Following her client’s ask for color (their worst nightmare was a white sofa), Ghoniem leaned heavily into pink, beginning at the front door with a peach-toned inlaid panel. The hue also makes an appearance in the kitchen in the form of a fuchsia faucet and dark rose pantry door handles. “I pick wood purely based on how it picks up stain,” says the designer, and a blond option like Victorian ash absorbs tint with no trouble. Ghoniem kept the palette going by translating it to fabrics (sconce shades in the guest bedroom) and metals (armchair legs in the living area).
Custom designing cabinet hardware is Ghoniem’s guilty pleasure. To add warmth to the lacquered upper fronts in the kitchen, she lined the bottom edges with walnut and incorporated chunky notches that are easy to curl your fingers around. In the living room, oversize ash pulls beckon from the built-ins. What might seem like a superfluous detail is actually a clever distraction—you don’t realize the cupboards are a tool for concealing the television.
Old gray carpeting used to run throughout the circa-1990s apartment, but now limestone pavers lead the way. (The designer gave the flooring a “slightly more European flavor” by expanding the thick grout lines.) Another design constant? A 17-inch-high baseboard (or skirt, as Ghoniem calls it) carved out of unfilled travertine. The band determined the height of the other joinery details in the space, like the zebrawood veneer that wraps around the bar. “The ceilings are incredibly tall,” says Ghoniem. “That afforded us a lot of room to play with linear dimensions.”

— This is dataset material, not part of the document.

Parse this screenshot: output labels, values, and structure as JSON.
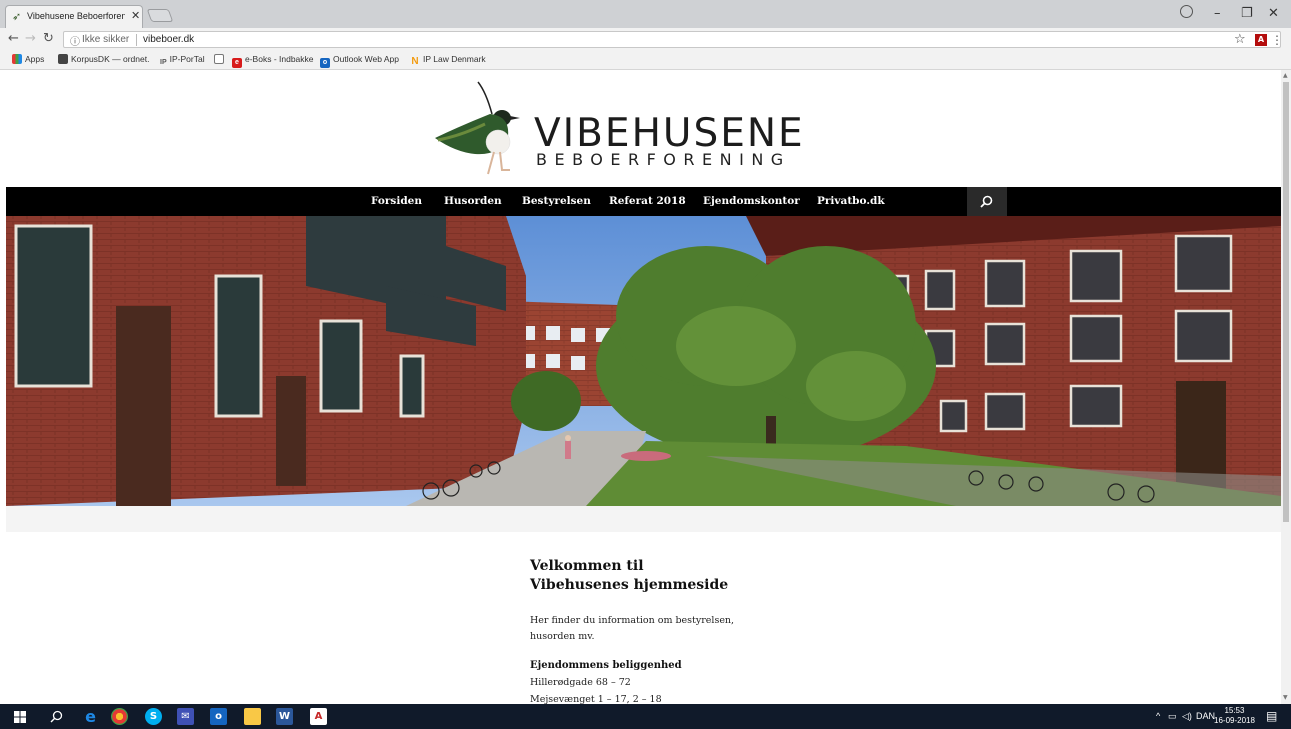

Rather than spend a chunk of the budget redoing the guest bedroom, the designer updated the existing paneling around the nightstands by swathing two of the inset boards in Pierre Frey’s character-packed La Smala fabric—the same textile used to make the undulating S-fold drapery. Ghoniem’s intention was to carry the illustration onto the headboard, too, but sensing the allover graphic would be overkill, she opted to switch up the scale. The company’s intricate Okinawa print covers the surface instead. “The tinier the space, the more detailed it has to be,” says Ghoniem. “It has to perform so much harder than a larger home.” This one gets the job done, and then some.